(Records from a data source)
####################

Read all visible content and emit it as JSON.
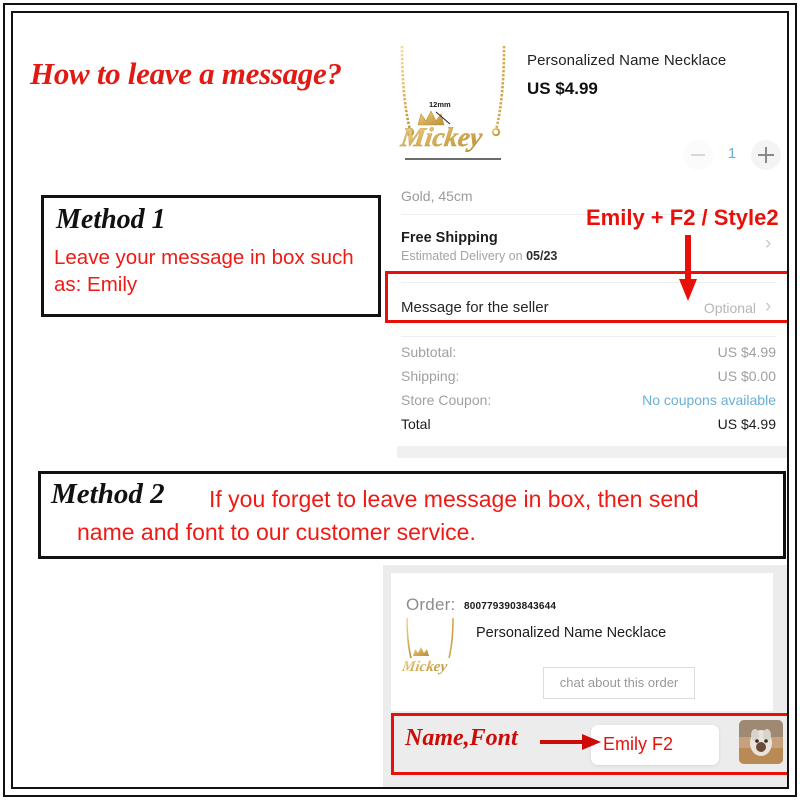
{
  "headline": "How to leave a message?",
  "methods": [
    {
      "label": "Method 1",
      "text": "Leave your message in box such as: Emily"
    },
    {
      "label": "Method 2",
      "text_line1": "If you forget to leave message in box, then send",
      "text_line2": "name and font to our customer service."
    }
  ],
  "order_panel": {
    "product_title": "Personalized Name Necklace",
    "price": "US $4.99",
    "quantity": "1",
    "qty_minus_icon": "minus-icon",
    "qty_plus_icon": "plus-icon",
    "variant": "Gold, 45cm",
    "shipping_title": "Free Shipping",
    "shipping_estimate_prefix": "Estimated Delivery on ",
    "shipping_estimate_date": "05/23",
    "message_label": "Message for the seller",
    "message_value": "Optional",
    "chevron_icon": "chevron-right-icon",
    "necklace_name": "Mickey",
    "necklace_dimension": "12mm",
    "totals": [
      {
        "key": "Subtotal:",
        "value": "US $4.99",
        "link": false,
        "emphasis": false
      },
      {
        "key": "Shipping:",
        "value": "US $0.00",
        "link": false,
        "emphasis": false
      },
      {
        "key": "Store Coupon:",
        "value": "No coupons available",
        "link": true,
        "emphasis": false
      },
      {
        "key": "Total",
        "value": "US $4.99",
        "link": false,
        "emphasis": true
      }
    ]
  },
  "annotations": {
    "emily_style": "Emily + F2 / Style2",
    "name_font": "Name,Font",
    "chat_message": "Emily F2",
    "arrow_down_icon": "red-arrow-down-icon",
    "arrow_right_icon": "red-arrow-right-icon"
  },
  "chat_panel": {
    "order_label": "Order:",
    "order_number": "8007793903843644",
    "product_title": "Personalized Name Necklace",
    "chat_button": "chat about this order",
    "necklace_name": "Mickey",
    "avatar_icon": "user-avatar-photo"
  },
  "colors": {
    "red": "#e8110a",
    "dark_red": "#cc0c07",
    "link_blue": "#69afd4",
    "qty_blue": "#6ab0d8",
    "gold": "#d8b15a",
    "panel_gray": "#ececec"
  }
}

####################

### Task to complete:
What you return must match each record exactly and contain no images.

### Problem solution:
Read all visible content and emit it as JSON.
{
  "headline": "How to leave a message?",
  "methods": [
    {
      "label": "Method 1",
      "text": "Leave your message in box such as: Emily"
    },
    {
      "label": "Method 2",
      "text_line1": "If you forget to leave message in box, then send",
      "text_line2": "name and font to our customer service."
    }
  ],
  "order_panel": {
    "product_title": "Personalized Name Necklace",
    "price": "US $4.99",
    "quantity": "1",
    "qty_minus_icon": "minus-icon",
    "qty_plus_icon": "plus-icon",
    "variant": "Gold, 45cm",
    "shipping_title": "Free Shipping",
    "shipping_estimate_prefix": "Estimated Delivery on ",
    "shipping_estimate_date": "05/23",
    "message_label": "Message for the seller",
    "message_value": "Optional",
    "chevron_icon": "chevron-right-icon",
    "necklace_name": "Mickey",
    "necklace_dimension": "12mm",
    "totals": [
      {
        "key": "Subtotal:",
        "value": "US $4.99",
        "link": false,
        "emphasis": false
      },
      {
        "key": "Shipping:",
        "value": "US $0.00",
        "link": false,
        "emphasis": false
      },
      {
        "key": "Store Coupon:",
        "value": "No coupons available",
        "link": true,
        "emphasis": false
      },
      {
        "key": "Total",
        "value": "US $4.99",
        "link": false,
        "emphasis": true
      }
    ]
  },
  "annotations": {
    "emily_style": "Emily + F2 / Style2",
    "name_font": "Name,Font",
    "chat_message": "Emily F2",
    "arrow_down_icon": "red-arrow-down-icon",
    "arrow_right_icon": "red-arrow-right-icon"
  },
  "chat_panel": {
    "order_label": "Order:",
    "order_number": "8007793903843644",
    "product_title": "Personalized Name Necklace",
    "chat_button": "chat about this order",
    "necklace_name": "Mickey",
    "avatar_icon": "user-avatar-photo"
  },
  "colors": {
    "red": "#e8110a",
    "dark_red": "#cc0c07",
    "link_blue": "#69afd4",
    "qty_blue": "#6ab0d8",
    "gold": "#d8b15a",
    "panel_gray": "#ececec"
  }
}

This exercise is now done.